Cypriot Energy Minister Natasa Pilides (L) and Israeli Energy Minister Karine Elharrar
Israeli Energy Minister Karine Elharrar held talks in Nicosia with her Cypriot counterpart, Natasa Pilides, to end a decade-long row over exploiting the reservoir in the eastern Mediterranean.
The energy ministers "agreed on the continuation of the constructive process followed for the Aphrodite and Yishai deposits issue for a fair and speedy resolution", said a commerce ministry statement.
It said working groups had made progress and that "both sides expressed optimism about the chances of a settlement and encouraged the companies involved to continue their dialogue".
Elharrar said that, due to the global energy crisis and Europe's growing gas needs, "it is in our best interest for both sides to expedite their work for a swift, transparent and fair settlement".
The Cypriot Aphrodite field and Israel's Yishai gas field expand across the maritime territory claimed by both countries.
Aphrodite, licensed to US firm Chevron, Britain's Shell, and Israeli partners -- was discovered in 2011 and is estimated to hold around 4.5 trillion cubic feet of natural gas.
A small portion of the field extends into the Yishai license in the Israeli exclusive economic zone, an obstacle complicating its development.
In March 2021, the Cypriot and Israeli energy ministers agreed to give the partners in Aphrodite and Yishai a year to conduct direct negotiations or to refer the matter to an international expert, if needed.
Over a year later, no agreement has been reached between the companies.

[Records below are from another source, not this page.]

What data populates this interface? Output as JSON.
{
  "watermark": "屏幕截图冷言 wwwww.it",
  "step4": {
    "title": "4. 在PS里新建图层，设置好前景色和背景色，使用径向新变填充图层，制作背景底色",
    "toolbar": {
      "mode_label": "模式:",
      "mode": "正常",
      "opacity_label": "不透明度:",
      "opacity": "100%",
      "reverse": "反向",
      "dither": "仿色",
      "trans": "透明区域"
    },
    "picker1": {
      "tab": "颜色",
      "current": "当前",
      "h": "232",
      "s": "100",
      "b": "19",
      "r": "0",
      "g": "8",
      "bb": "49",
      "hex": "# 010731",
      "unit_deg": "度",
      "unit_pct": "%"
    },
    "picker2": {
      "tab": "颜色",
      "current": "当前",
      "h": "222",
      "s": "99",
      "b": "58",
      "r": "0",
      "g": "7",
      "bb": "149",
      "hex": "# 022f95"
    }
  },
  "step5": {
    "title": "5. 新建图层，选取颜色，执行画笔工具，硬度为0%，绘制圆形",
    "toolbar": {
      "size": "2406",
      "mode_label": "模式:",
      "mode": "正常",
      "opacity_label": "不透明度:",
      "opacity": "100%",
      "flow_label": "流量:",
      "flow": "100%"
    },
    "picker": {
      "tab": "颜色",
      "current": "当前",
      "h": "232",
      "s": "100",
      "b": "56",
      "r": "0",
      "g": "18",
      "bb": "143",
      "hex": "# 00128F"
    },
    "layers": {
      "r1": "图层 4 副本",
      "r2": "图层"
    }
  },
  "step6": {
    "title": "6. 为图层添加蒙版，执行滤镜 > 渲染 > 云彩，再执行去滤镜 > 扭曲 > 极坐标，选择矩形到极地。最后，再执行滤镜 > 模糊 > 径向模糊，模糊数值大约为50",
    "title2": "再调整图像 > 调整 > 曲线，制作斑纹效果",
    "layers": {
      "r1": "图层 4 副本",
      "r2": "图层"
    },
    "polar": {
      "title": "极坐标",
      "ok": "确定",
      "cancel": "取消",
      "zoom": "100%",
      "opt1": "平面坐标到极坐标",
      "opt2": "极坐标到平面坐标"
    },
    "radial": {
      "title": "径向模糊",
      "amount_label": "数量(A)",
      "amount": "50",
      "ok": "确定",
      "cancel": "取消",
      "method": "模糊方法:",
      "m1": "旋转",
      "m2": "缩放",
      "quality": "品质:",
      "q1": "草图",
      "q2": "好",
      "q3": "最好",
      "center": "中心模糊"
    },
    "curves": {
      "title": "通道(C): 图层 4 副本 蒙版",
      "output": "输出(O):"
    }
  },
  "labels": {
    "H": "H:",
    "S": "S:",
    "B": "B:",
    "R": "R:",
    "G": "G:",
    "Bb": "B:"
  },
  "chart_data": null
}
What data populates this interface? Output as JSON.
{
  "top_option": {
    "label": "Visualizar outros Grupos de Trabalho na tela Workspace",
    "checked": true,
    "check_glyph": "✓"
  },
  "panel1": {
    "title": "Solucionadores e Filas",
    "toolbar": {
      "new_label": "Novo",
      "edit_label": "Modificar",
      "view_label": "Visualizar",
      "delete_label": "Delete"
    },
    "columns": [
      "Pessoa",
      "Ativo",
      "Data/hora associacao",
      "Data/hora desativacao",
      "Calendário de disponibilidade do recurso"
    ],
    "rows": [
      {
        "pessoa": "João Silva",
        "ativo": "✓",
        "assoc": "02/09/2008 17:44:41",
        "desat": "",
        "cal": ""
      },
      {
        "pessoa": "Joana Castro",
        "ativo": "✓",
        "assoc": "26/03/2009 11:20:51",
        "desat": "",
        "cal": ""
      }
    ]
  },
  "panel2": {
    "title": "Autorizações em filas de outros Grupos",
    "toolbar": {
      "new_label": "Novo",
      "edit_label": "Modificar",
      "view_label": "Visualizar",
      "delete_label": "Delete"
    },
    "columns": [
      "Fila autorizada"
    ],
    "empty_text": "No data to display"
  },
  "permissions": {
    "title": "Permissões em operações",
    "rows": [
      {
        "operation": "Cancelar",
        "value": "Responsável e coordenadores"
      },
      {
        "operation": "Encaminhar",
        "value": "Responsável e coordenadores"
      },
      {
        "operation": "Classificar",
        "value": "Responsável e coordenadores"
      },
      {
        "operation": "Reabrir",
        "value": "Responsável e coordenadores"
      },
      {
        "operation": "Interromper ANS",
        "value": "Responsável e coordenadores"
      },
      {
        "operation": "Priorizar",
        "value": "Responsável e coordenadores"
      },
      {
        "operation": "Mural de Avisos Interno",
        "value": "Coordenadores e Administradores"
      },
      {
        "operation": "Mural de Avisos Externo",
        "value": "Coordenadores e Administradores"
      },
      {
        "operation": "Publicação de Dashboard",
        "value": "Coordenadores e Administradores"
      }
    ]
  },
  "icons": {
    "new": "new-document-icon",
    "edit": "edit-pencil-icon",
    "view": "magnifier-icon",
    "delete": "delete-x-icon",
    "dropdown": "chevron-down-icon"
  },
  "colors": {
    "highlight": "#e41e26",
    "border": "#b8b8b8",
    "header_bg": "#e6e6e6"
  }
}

"Cyprus and Israel share the common vision of fully exploiting the potential of the natural gas reserves of the eastern Mediterranean, thus diversifying the sources and routes of energy to Europe," said Pilides.
Israel and Cyprus signed an agreement to set the border between their exclusive economic waters in 2010. But no agreement has been signed to arrange the commercial development of the gas reservoirs.
It is estimated the Israeli side of Aphrodite-Yishai has 10 billion to 12 billion cubic metres of natural gas, less than the Leviathan gas field, which has an estimated 605 bcm.